Reading Infinite Jest was my roller-coaster ride. (I can’t do actual roller-coasters on account of acute motion sickness.) I went with the ride, going oooh and aaah and holding my head in my hands in despair and revelling in the language and being glad DFW was not my son. (Being of an age where he could have been.) I surfed on its waves and troughs. I don’t care whether it’s brilliant or rubblish or self-conscious or coherent or any of those things, I had a wonderful wallow in it and still think about bits of it a lot, weeks after I finished it. I finished it before iInfinite_winter but enjoyed the posts and kept following to his end.
I just got word that the paperback of The Pale King has arrived at my local independent bookstore, so here I go again. In the meantime there’s been Jenny Erpenbeck (thoroughly recommend and her books are more or less novellas, ie SHORT)
Thanks for keeping up with the tweets and good luck with The Pale King. I’ve thought about giving that one a go but the premise just isn’t very appealing to me. I spent a number of years trapped in a mind-numbing cubicle job. Reading Wallace dissect that environment might only further increase my flashbacks.
Read this: http://www.aaronsw.com/weblog/ijend
Then think about how much of a lazy reader this review shows you may have been…
Devoting three months to the book, reading a startlingly amount of background material about Wallace and Infinite Jest and cobbling together 828 tweets about it is hardly what I would call lazy reading, Ghosty. I followed the link you’ve provided here, if only to prove to myself that there was nothing there that my Twitter colleagues and I didn’t figure out. Sure enough, my suspicions were correct. Ultimately, the only mystery that I wasn’t able to solve was whether or not Hal ingested the DMZ and if it caused his mental breakdown.

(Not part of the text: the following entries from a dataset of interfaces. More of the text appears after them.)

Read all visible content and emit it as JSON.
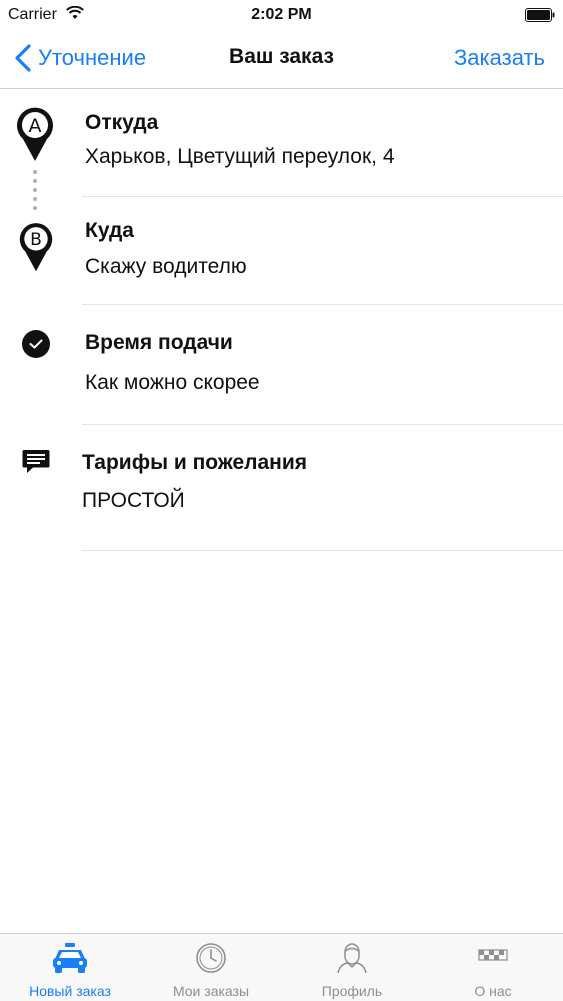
{
  "status_bar": {
    "carrier": "Carrier",
    "time": "2:02 PM"
  },
  "nav": {
    "back_label": "Уточнение",
    "title": "Ваш заказ",
    "action_label": "Заказать"
  },
  "rows": {
    "from": {
      "title": "Откуда",
      "value": "Харьков, Цветущий переулок, 4",
      "pin_letter": "A"
    },
    "to": {
      "title": "Куда",
      "value": "Скажу водителю",
      "pin_letter": "B"
    },
    "time": {
      "title": "Время подачи",
      "value": "Как можно скорее"
    },
    "tariff": {
      "title": "Тарифы и пожелания",
      "value": "ПРОСТОЙ"
    }
  },
  "tabs": [
    {
      "label": "Новый заказ",
      "icon": "car-icon",
      "active": true
    },
    {
      "label": "Мои заказы",
      "icon": "clock-icon",
      "active": false
    },
    {
      "label": "Профиль",
      "icon": "profile-icon",
      "active": false
    },
    {
      "label": "О нас",
      "icon": "taxi-checker-icon",
      "active": false
    }
  ],
  "colors": {
    "accent": "#1a7ef5",
    "inactive": "#8e8e93",
    "separator": "#e6e6e8"
  }
}
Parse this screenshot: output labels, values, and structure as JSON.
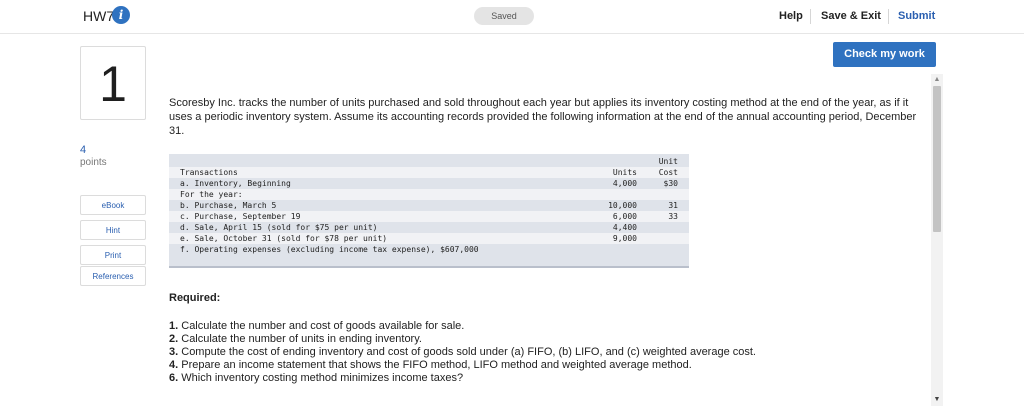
{
  "header": {
    "title": "HW7",
    "info_glyph": "i",
    "saved_label": "Saved",
    "help_label": "Help",
    "save_exit_label": "Save & Exit",
    "submit_label": "Submit"
  },
  "check_work_label": "Check my work",
  "question": {
    "number": "1",
    "points_value": "4",
    "points_label": "points",
    "text": "Scoresby Inc. tracks the number of units purchased and sold throughout each year but applies its inventory costing method at the end of the year, as if it uses a periodic inventory system. Assume its accounting records provided the following information at the end of the annual accounting period, December 31."
  },
  "sidebar": {
    "ebook": "eBook",
    "hint": "Hint",
    "print": "Print",
    "references": "References"
  },
  "table": {
    "header_unit": "Unit",
    "header_transactions": "Transactions",
    "header_units": "Units",
    "header_cost": "Cost",
    "rows": [
      {
        "desc": "a. Inventory, Beginning",
        "units": "4,000",
        "cost": "$30"
      },
      {
        "desc": "For the year:",
        "units": "",
        "cost": ""
      },
      {
        "desc": "b. Purchase, March 5",
        "units": "10,000",
        "cost": "31"
      },
      {
        "desc": "c. Purchase, September 19",
        "units": "6,000",
        "cost": "33"
      },
      {
        "desc": "d. Sale, April 15 (sold for $75 per unit)",
        "units": "4,400",
        "cost": ""
      },
      {
        "desc": "e. Sale, October 31 (sold for $78 per unit)",
        "units": "9,000",
        "cost": ""
      },
      {
        "desc": "f. Operating expenses (excluding income tax expense), $607,000",
        "units": "",
        "cost": ""
      }
    ]
  },
  "required": {
    "heading": "Required:",
    "items": [
      {
        "num": "1.",
        "text": " Calculate the number and cost of goods available for sale."
      },
      {
        "num": "2.",
        "text": " Calculate the number of units in ending inventory."
      },
      {
        "num": "3.",
        "text": " Compute the cost of ending inventory and cost of goods sold under (a) FIFO, (b) LIFO, and (c) weighted average cost."
      },
      {
        "num": "4.",
        "text": " Prepare an income statement that shows the FIFO method, LIFO method and weighted average method."
      },
      {
        "num": "6.",
        "text": " Which inventory costing method minimizes income taxes?"
      }
    ]
  },
  "scrollbar": {
    "up_glyph": "▲",
    "down_glyph": "▼"
  },
  "colors": {
    "accent": "#2f72c0",
    "table_bg": "#dfe3ea",
    "table_row_light": "#f1f2f5"
  }
}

The author of that post couldn’t figure that one out either.I think Hal’s impossibly screwed-up family, autistic-like knack for vocab and withdrawal from marijuana were more than enough to cause him to snap.

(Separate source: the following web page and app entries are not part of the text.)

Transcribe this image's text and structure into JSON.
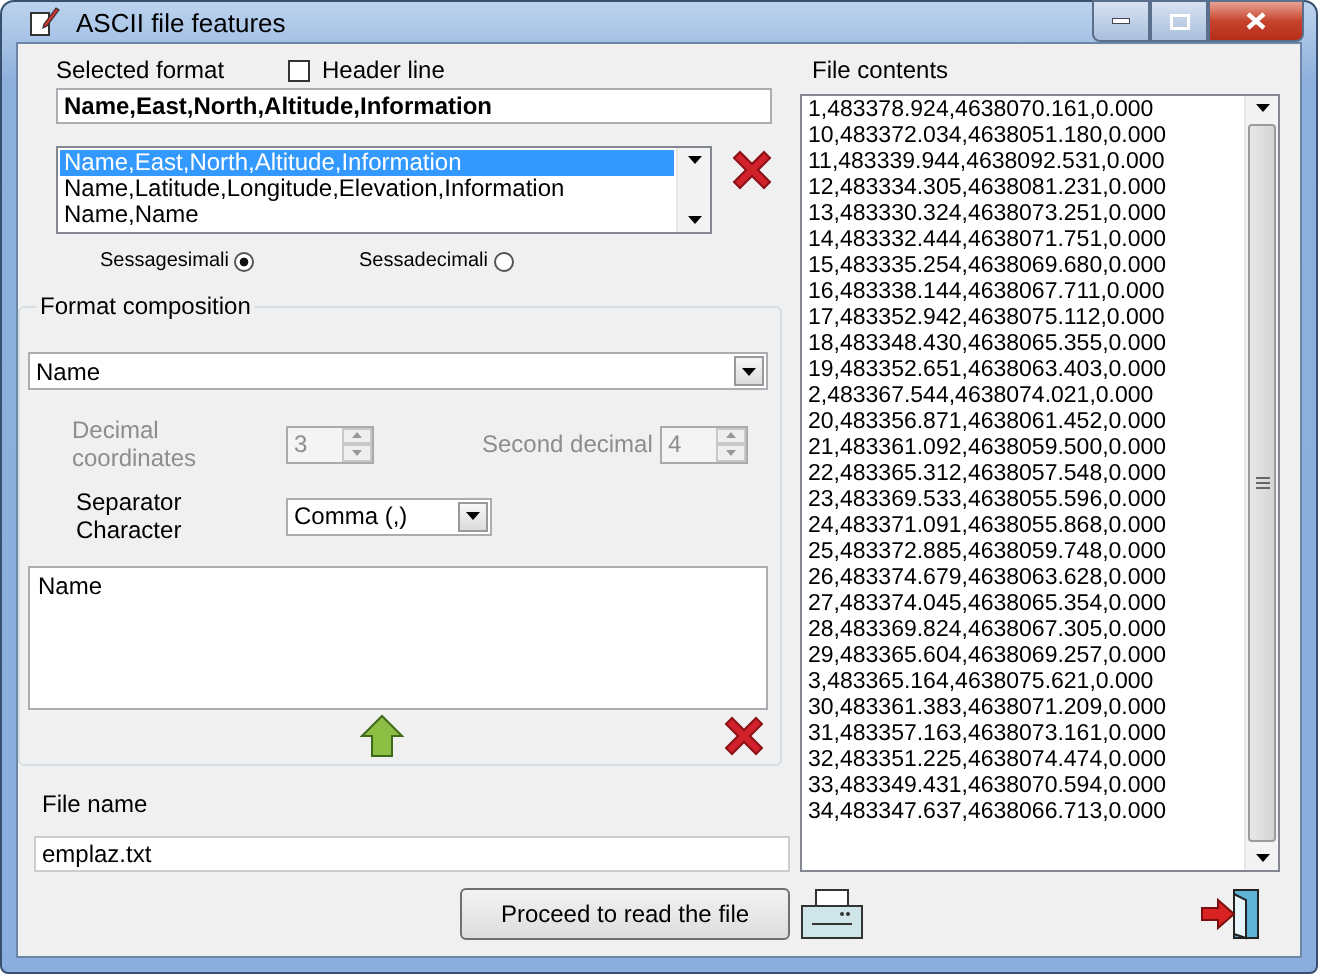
{
  "window": {
    "title": "ASCII file features"
  },
  "selected_format": {
    "label": "Selected format",
    "value": "Name,East,North,Altitude,Information"
  },
  "header_line": {
    "label": "Header line",
    "checked": false
  },
  "formats": [
    {
      "label": "Name,East,North,Altitude,Information",
      "selected": true
    },
    {
      "label": "Name,Latitude,Longitude,Elevation,Information",
      "selected": false
    },
    {
      "label": "Name,Name",
      "selected": false
    }
  ],
  "angle_units": [
    {
      "label": "Sessagesimali",
      "selected": true
    },
    {
      "label": "Sessadecimali",
      "selected": false
    }
  ],
  "format_composition": {
    "title": "Format composition",
    "field": "Name",
    "decimal_coordinates": {
      "label": "Decimal coordinates",
      "value": "3",
      "disabled": true
    },
    "second_decimal": {
      "label": "Second decimal",
      "value": "4",
      "disabled": true
    },
    "separator": {
      "label": "Separator Character",
      "value": "Comma (,)"
    },
    "fields": [
      "Name"
    ]
  },
  "file_name": {
    "label": "File name",
    "value": "emplaz.txt"
  },
  "file_contents": {
    "label": "File contents",
    "lines": [
      "1,483378.924,4638070.161,0.000",
      "10,483372.034,4638051.180,0.000",
      "11,483339.944,4638092.531,0.000",
      "12,483334.305,4638081.231,0.000",
      "13,483330.324,4638073.251,0.000",
      "14,483332.444,4638071.751,0.000",
      "15,483335.254,4638069.680,0.000",
      "16,483338.144,4638067.711,0.000",
      "17,483352.942,4638075.112,0.000",
      "18,483348.430,4638065.355,0.000",
      "19,483352.651,4638063.403,0.000",
      "2,483367.544,4638074.021,0.000",
      "20,483356.871,4638061.452,0.000",
      "21,483361.092,4638059.500,0.000",
      "22,483365.312,4638057.548,0.000",
      "23,483369.533,4638055.596,0.000",
      "24,483371.091,4638055.868,0.000",
      "25,483372.885,4638059.748,0.000",
      "26,483374.679,4638063.628,0.000",
      "27,483374.045,4638065.354,0.000",
      "28,483369.824,4638067.305,0.000",
      "29,483365.604,4638069.257,0.000",
      "3,483365.164,4638075.621,0.000",
      "30,483361.383,4638071.209,0.000",
      "31,483357.163,4638073.161,0.000",
      "32,483351.225,4638074.474,0.000",
      "33,483349.431,4638070.594,0.000",
      "34,483347.637,4638066.713,0.000"
    ]
  },
  "buttons": {
    "proceed": "Proceed to read the file"
  }
}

I enjoyed your review. I haven’t read Infinite Jest. I’m reading Hopscotch now, which is very challenging and engaging. I watched an interview with David Foster Wallace on Charlie Rose and I liked what he had to say about his favorite films. He definitely seemed like a tortured intense individual. Maybe I’ll give Infinite Jest a try. Thanks
It’s a challenge but I think you’d dig it. If you go for it, just be sure to use 3 bookmarks and give the book until page 200 to win you over. Those are the standard precautions to employ when entering this weird world.